It seems a lot of the local papers have that tabloid approach. One that I have always thought was a class act in the past was The Tideland News from Swansboro, as compared to the National Enquirer approach by The Carteret County News-Times in Morehead City. Like I said above, I used to enjoy The Smithfield Herald, which was based soley on local news. Bottom line is that the news media is ever changing to another entertainment venue. Like everything else, I guess it has to make money. Maybe the fact that communities are changing and that society is changing plays a big role in “what is news”. Maybe some of the crap that passes for news does so for its “entertainment value”.

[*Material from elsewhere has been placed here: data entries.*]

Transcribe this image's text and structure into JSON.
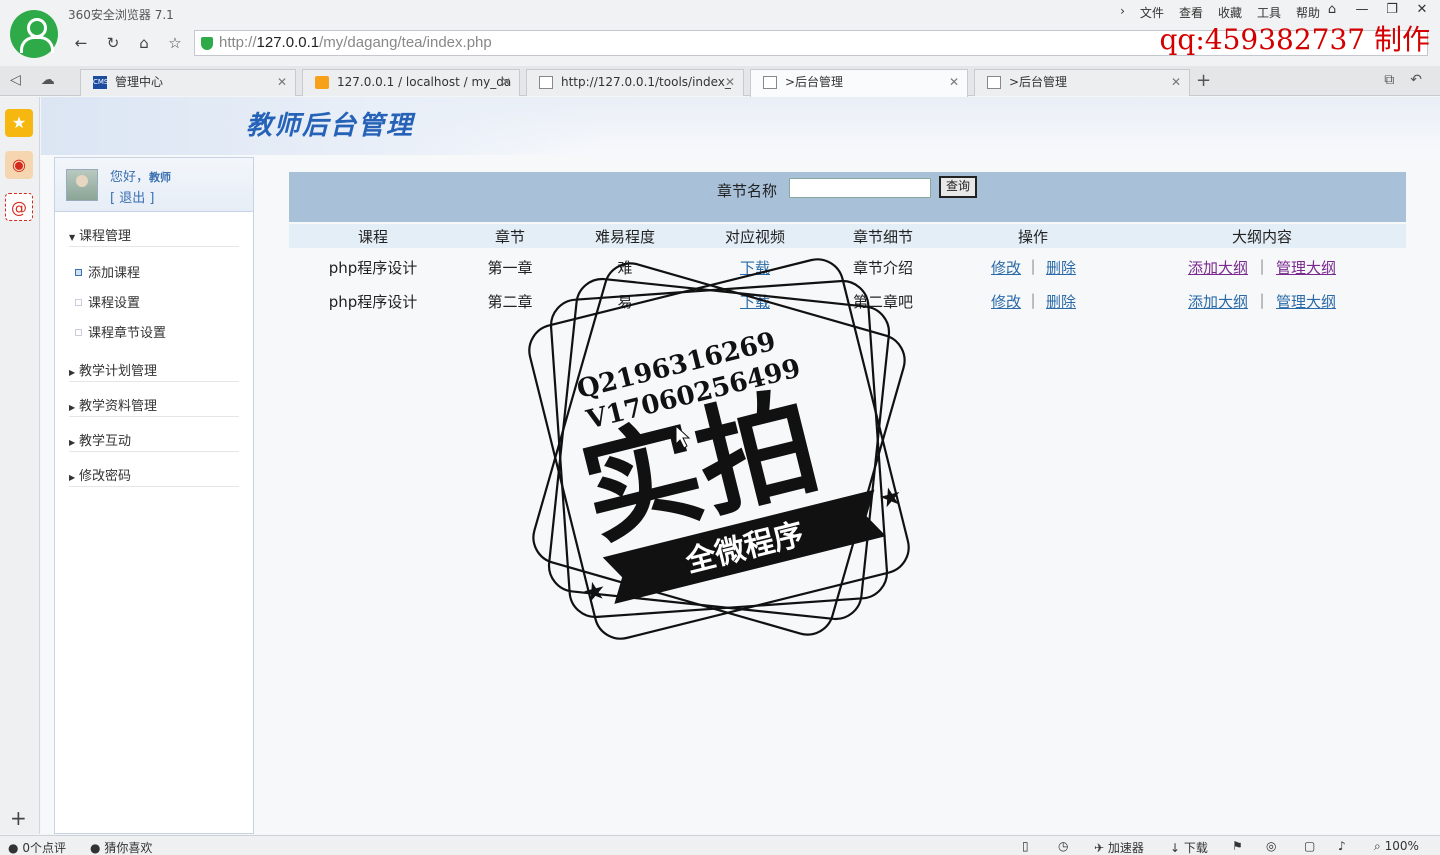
{
  "browser": {
    "title": "360安全浏览器 7.1",
    "menu": [
      "文件",
      "查看",
      "收藏",
      "工具",
      "帮助"
    ],
    "window_controls": [
      "⌂",
      "—",
      "❐",
      "✕"
    ],
    "watermark": "qq:459382737 制作",
    "url_prefix": "http://",
    "url_host": "127.0.0.1",
    "url_path": "/my/dagang/tea/index.php",
    "tabs": [
      {
        "label": "管理中心",
        "icon": "cms-favicon"
      },
      {
        "label": "127.0.0.1 / localhost / my_da",
        "icon": "phpmyadmin-favicon"
      },
      {
        "label": "http://127.0.0.1/tools/index_",
        "icon": "doc-icon"
      },
      {
        "label": ">后台管理",
        "icon": "doc-icon"
      },
      {
        "label": ">后台管理",
        "icon": "doc-icon"
      }
    ],
    "active_tab": 3
  },
  "page": {
    "header_title": "教师后台管理",
    "user": {
      "greeting": "您好，",
      "name": "教师",
      "logout": "[ 退出 ]"
    },
    "menu": {
      "course_mgmt": "课程管理",
      "items": [
        "添加课程",
        "课程设置",
        "课程章节设置"
      ],
      "plan_mgmt": "教学计划管理",
      "material_mgmt": "教学资料管理",
      "interaction": "教学互动",
      "password": "修改密码"
    },
    "search": {
      "label": "章节名称",
      "value": "",
      "button": "查询"
    },
    "table": {
      "headers": [
        "课程",
        "章节",
        "难易程度",
        "对应视频",
        "章节细节",
        "操作",
        "大纲内容"
      ],
      "rows": [
        {
          "course": "php程序设计",
          "chapter": "第一章",
          "difficulty": "难",
          "video": "下载",
          "detail": "章节介绍",
          "edit": "修改",
          "delete": "删除",
          "add_outline": "添加大纲",
          "manage_outline": "管理大纲"
        },
        {
          "course": "php程序设计",
          "chapter": "第二章",
          "difficulty": "易",
          "video": "下载",
          "detail": "第二章吧",
          "edit": "修改",
          "delete": "删除",
          "add_outline": "添加大纲",
          "manage_outline": "管理大纲"
        }
      ],
      "separator": "|"
    }
  },
  "stamp": {
    "line1": "Q2196316269",
    "line2": "V17060256499",
    "big": "实拍",
    "banner": "全微程序"
  },
  "statusbar": {
    "comments": "0个点评",
    "guess": "猜你喜欢",
    "accelerator": "加速器",
    "download": "下载",
    "zoom": "100%"
  }
}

I remember watching “Today” when I was growing up and the emphasis was on “news”. Of course, there were a lot of news events going on then- Viet Nam, the Civil Rights struggle, and more. Now the lead stories involve “Survivor”, “American Idol”, “Dancing With The Stars”, or what/who has Brittney Spears or Lindsey Lohan or Nicole Richie done lately. And who cares how many kids Brad and Angelina adopt/ have? And look at the format of shows such as “Fox and Friends”. And then you have to remember that many more people get their “news” from entertainers like Rush Limbaugh, Shaun Hannidy, etc., and that even more people truly get their news from “Entertainment Tonight” or “Insider”, or “Inside Edition”.
An NC trooper getting killed on the job is a brief spot, but yes, troopers having sex in the car goes on and on. Firefighters making a genuine rescue got how much media coverage? But I bet the fire chief in Harnett County accused (only accused at this point) has drawn more attention. Anyone seen anything about Chief Crocker from Pine Level on WRAL, WNCN, or WTVD?
Who gets the better (or fairer) ‘shakes’? Hmmm, I don’t know if I want to jump on that one or not…
DJ (Email) - 06/23/08 - 10:18
Responder saves someone, versus responder steals from someone. Which gets more news coverage? Well, that’s a no brainer. By why does that happen? Why is, say, a law officer scandal covered twice or more as much as a law officer duty death? Part of the reason, I suspect, is that difference in the situations, and with respect to expectations of readers/viewers. They are, by in large, not members of the responder community. Thus, their expectation of a responder is someone, well, who may die in the line of duty. That story is “dog bites man.” Not unusual, if you will. It is within the framework of their expectation. But a scandal, a responder who commits bad behavior? That goes against their grain of expectation. Yeah, the responder is just as human as anyone, but that society-applied higher standard turns the story toward “man bites dog.” Unusual. Thus, perhaps one of the reasons for the disproportionate coverage.
Legeros - 06/23/08 - 21:54